Long-Term Unemployed Scramble As Loss Of Benefits Looms
By Chris Lehman
About 45,000 people in the Northwest will face the new year without the unemployment benefits they've come to rely on. Congress declined to extend the payments as part of a budget deal this month.
It's a monthly routine at the Oregon Employment Department.
Tom Fuller: "Today we are releasing the November 2013 employment and unemployment figures for the state of Oregon…"
And those figures showed yet another drop in the unemployment rate, to the lowest in more than five years. It's a similar story in Washington state. Idaho’s jobless rate is holding mostly steady. But the unemployment rate is 100% for the folks huddled over computer terminals at the Salem unemployment office. This is the place where out of work people come to browse job listings and receive training. And they don’t seem to be in the mood to talk to a reporter:
Voice1: "No thanks."
Voice2: "I don't want anything to do with
Voice3: "Can I see some credentials?"
Voice4: "Not at this time, no comment."
The frustration is evident on the faces of people here. Even the ones who are willing to speak with me.
Sophia Mequedes: "Hi, my name is Sophia Mequedes. I was a case manager for homeless and runaway teens in Salem. They lost funding."
And Mequedes lost her job at the non-profit. That was last spring. She’s been living off unemployment benefits since then. And she just learned that will stop at the end of this month. Mequedes says she'll take just about any job right now.
Sophia Mequedes: "I am a single mom of two. So, my income will be zero when my benefits stop."
And she’ll be left with no choice but to rely on temporary assistance for needy families. Mequedes is far from the only out of work Northwesterner who isn't picky about which job they'd take. Cindy Saroya was a teacher for nearly two decades, most recently in the Reynolds School District near Portland.
Cindy Saroya: "I'm applying for jobs where I would be making 40% of what I made when I was teaching. 30%. And still applying for them, still hoping to get something, and nothing happening. It's frightening and it's discouraging."
Saroya says she had always figured she'd be a teacher for the rest of her professional life. When she was laid off nearly 18 months ago...
Cindy Saroya: "It was a complete shock. It was pretty devastating really, emotionally."
Saroya says she even enrolled in bartending school this fall to try to expand her potential job options. She found herself thinking, maybe bartending isn't that different from teaching, anyway.
Cindy Saroya: "You're on your feet a lot, you're talking to people a lot.

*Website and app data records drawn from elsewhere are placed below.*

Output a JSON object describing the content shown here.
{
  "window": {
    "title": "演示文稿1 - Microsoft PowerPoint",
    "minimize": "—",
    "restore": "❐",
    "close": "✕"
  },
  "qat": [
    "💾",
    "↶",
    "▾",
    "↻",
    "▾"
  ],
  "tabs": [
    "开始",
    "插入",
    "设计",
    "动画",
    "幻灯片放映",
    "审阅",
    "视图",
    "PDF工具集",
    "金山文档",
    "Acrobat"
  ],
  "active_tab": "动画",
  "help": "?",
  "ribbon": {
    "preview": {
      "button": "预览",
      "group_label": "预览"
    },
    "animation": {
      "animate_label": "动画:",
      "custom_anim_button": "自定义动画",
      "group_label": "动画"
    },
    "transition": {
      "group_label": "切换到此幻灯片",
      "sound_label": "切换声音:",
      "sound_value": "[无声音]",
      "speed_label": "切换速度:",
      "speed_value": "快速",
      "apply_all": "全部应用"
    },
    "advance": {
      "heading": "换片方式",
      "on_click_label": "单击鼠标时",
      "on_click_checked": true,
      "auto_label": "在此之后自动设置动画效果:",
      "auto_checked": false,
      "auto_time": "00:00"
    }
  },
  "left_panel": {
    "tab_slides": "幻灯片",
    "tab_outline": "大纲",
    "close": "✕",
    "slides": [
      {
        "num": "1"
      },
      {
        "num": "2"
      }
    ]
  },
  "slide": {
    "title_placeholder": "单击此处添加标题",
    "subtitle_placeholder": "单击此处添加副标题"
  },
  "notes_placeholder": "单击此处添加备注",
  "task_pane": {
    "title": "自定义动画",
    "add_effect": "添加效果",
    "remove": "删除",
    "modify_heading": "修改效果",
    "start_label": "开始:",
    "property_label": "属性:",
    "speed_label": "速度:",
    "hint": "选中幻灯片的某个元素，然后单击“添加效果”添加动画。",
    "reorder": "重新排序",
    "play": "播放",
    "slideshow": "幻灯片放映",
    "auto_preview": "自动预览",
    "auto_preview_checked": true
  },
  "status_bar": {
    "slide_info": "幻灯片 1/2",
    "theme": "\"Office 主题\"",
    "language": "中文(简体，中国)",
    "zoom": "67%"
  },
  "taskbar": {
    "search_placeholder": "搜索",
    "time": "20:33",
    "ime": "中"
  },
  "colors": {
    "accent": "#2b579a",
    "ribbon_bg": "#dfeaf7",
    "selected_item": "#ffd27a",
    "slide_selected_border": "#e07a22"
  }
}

A lot of my friends were thinking that it would be a really good fit for me. And I thought, why not?"
But the 54-year-old hasn't had any luck getting a gig slinging drinks, either. And her benefits are set to expire at the end of the month, too. Of course, there's always the chance Congress could come back in January and retroactively restore them.
Tom Fuller: "We've seen them do that before."
But Tom Fuller of the Oregon Employment Department says as the nation's economy picks up, there's less of a chance Congress will extend unemployment benefits again...
Tom Fuller: "We're operating as an agency under the assumption that there's not going to be a program, but if Congress does come along and pass one, we'll scramble.”
And get people unemployment payments retroactively. But for now, Employment Department workers are busy contacting people whose benefits are set to expire…delivering the news that their holiday season will come with a big lump of coal this year.